Vancouver, WA Product Liability Lawyers
Holding companies liable for putting profit before the safety of consumers in Washington and Oregon
Manufacturers make a lot of money from the products they sell. Some companies make millions. Some even make billions. They know in advance that their products can injure or kill consumers if they aren’t designed properly. As long as you have a legitimate reason for using an electronic product, a drug, a vehicle, or any goods that you purchase – you have the right to expect that the product was tested and re-tested to ensure your safety.
At Philbrook Law Office PS, our Vancouver, WA product liability lawyers work with product safety engineers to hold greedy manufacturers, distributors, and sellers accountable when their products caused death or injury. In most cases, we file claims directly on your behalf. In some product defect cases, we work with other lawyers to file a class-action lawsuit. For 20 years, we’ve been fighting fiercely for anyone injured by a defective product. This fighting is backed up. We are respected by insurance carriers, defense lawyers, and our clients for our track record of strong results.
What products result in the most Washington product liability lawsuits?
Some products are known to be more dangerous than others. We know this for several reasons:
- The very nature of the product makes them dangerous. Products that can create great forces or collisions, like motor vehicles, or rely on fire or electricity, like heaters, are inherently dangerous if they fail.
- Product recalls from the Federal Product Safety Commission and other agencies, based on numerous complaints and findings that the products are dangerous.
- Prior product liability lawsuits confirming that some products are so defective that multiple suits or class actions are required.
At Philbrook Law Office, our Vancouver, WA product liability lawyers handle the following types of claims:
- Defective vehicle parts.

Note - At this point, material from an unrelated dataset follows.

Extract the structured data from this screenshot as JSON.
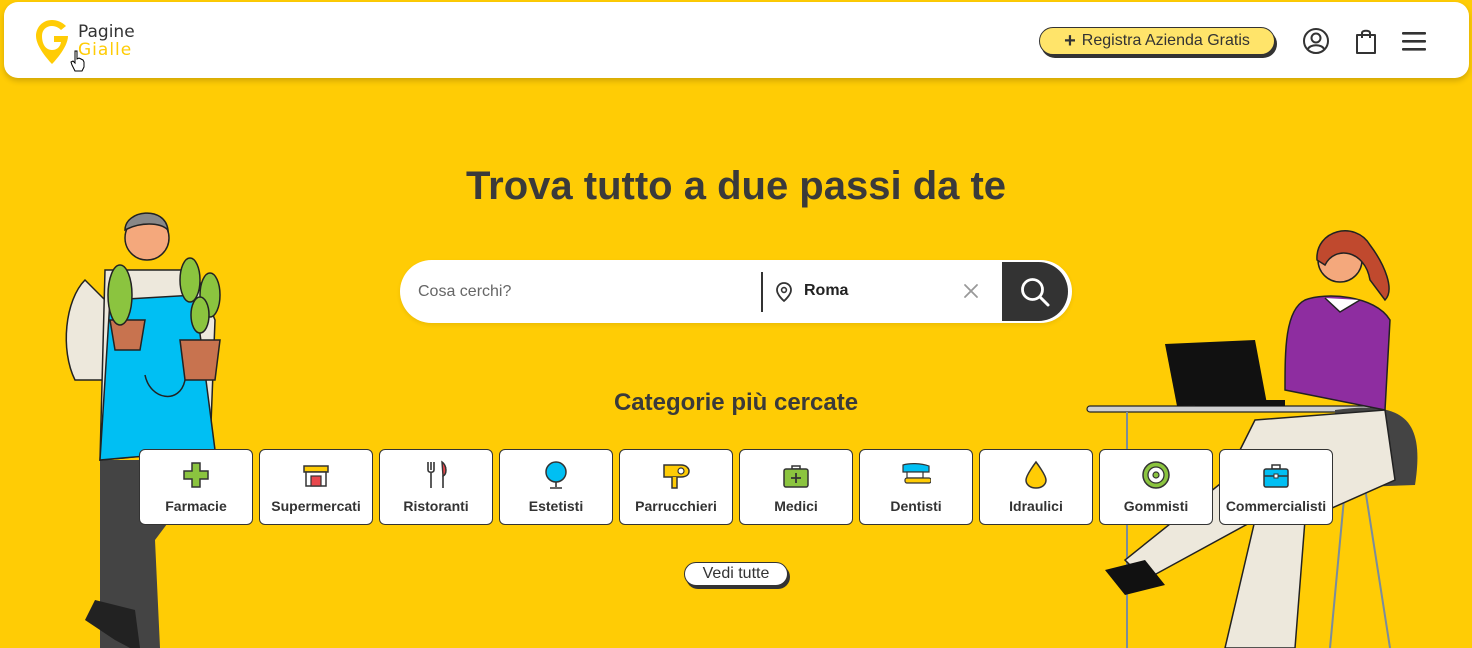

Faulty ignition switches, defective airbags, defective fuel lines – any parts of the car that keep it in motion, keep it going straight, or help it stop – have to work. Failure can mean instant death or a lifetime of pain.
- Prescription and OTC medications. Medications are considered products. There are no guarantees that heart medications, virus medications, and medications for all sorts of ailments are going to make you feel better. But they’re not supposed to make you feel worse. They’re not supposed to kill you. Manufacturers should know how their medications interact with other drugs – and warn physicians and patients about the possible risks and side effects.
- Medical devices. Many medical products are used for surgeries and to help patients with their recovery. Medical devices need to be approved by the FDA. One process, 510 (k) submissions, helps the manufacturers bypass the testing and research needed to show they work. Many devices such as pelvic mesh implants have already resulted in numerous claims because they caused death and serious injury.
- Children’s clothing, toys, and other products. Defective clothing may be flammable. Toys may detach and make it easy to choke. Furniture may break apart or tip over. Manufacturers of defective child products should be held accountable.
Other products known to require strong testing and research include:
- Electronic products
- Food and drink
- Household products
- Lithium batteries
- Various cleaning products
What makes a product “defective”?
Products of all types and stripes are generally defective for three core reasons:
- Faulty design. Products are usually designed by engineers, product specialists, and entrepreneurs. These days many products are designed through various forms of technology. Many products are defective because the right research wasn’t done, complications weren’t properly foreseen, or other reasons. Whatever the reason for the defect, the burden is on the manufacturer to make a quality product.
- Defective manufacturing. Defects can arise when manufacturers use sub-quality parts or cut corners on the design plan to save money.
- Faulty instructions. Products normally have instructions on how to install them, how to operate them, and how to use them. If the instructions fail, the user of the product can die or suffer injuries. For example, patients must be told if the drugs they take don’t mix with other drugs. These claims are sometimes called “failure to warn” claims.
We often work with product safety professionals who can verify why the product was defective and how that defect caused your injuries.
What is the theory of strict liability?
In most personal injury cases, the victim must prove that the defendants were negligent. The good news is that in product liability cases, you don’t have to prove fault. Victims need only prove the following:
- That the product was defective when used
- That the defect caused an accident – such as causing you to lose control of your car or experience a medical reaction
- That the accident caused your injuries or the death of a loved one
There is no need to show that the manufacturer failed to conduct specific tests or conduct certain types of research. The burden is on the makers and sellers to ensure the safety of their products – before they are sold.
The additional good news is that there may be multiple defendants – which means multiple insurance policies to pay for your damages. Our Vancouver, WA product liability lawyers file claims against:
- The manufacturers
- The distributors
In addition, we may file claims against any company that made faulty repairs to a product.
Consult with a skilled Washington products liability lawyer today
When products cause harm, the victims deserve compensation. At Philbrook Law Office, we’ve earned the respect of clients and adversaries throughout Washington and Oregon for our work on behalf of clients. To schedule a free consultation at one of our offices in Vancouver or Battle Ground, WA, please call 360-695-3309 or complete our contact form. We also serve the greater Portland area and Oregon State. We represent product liability clients on a contingency fee basis.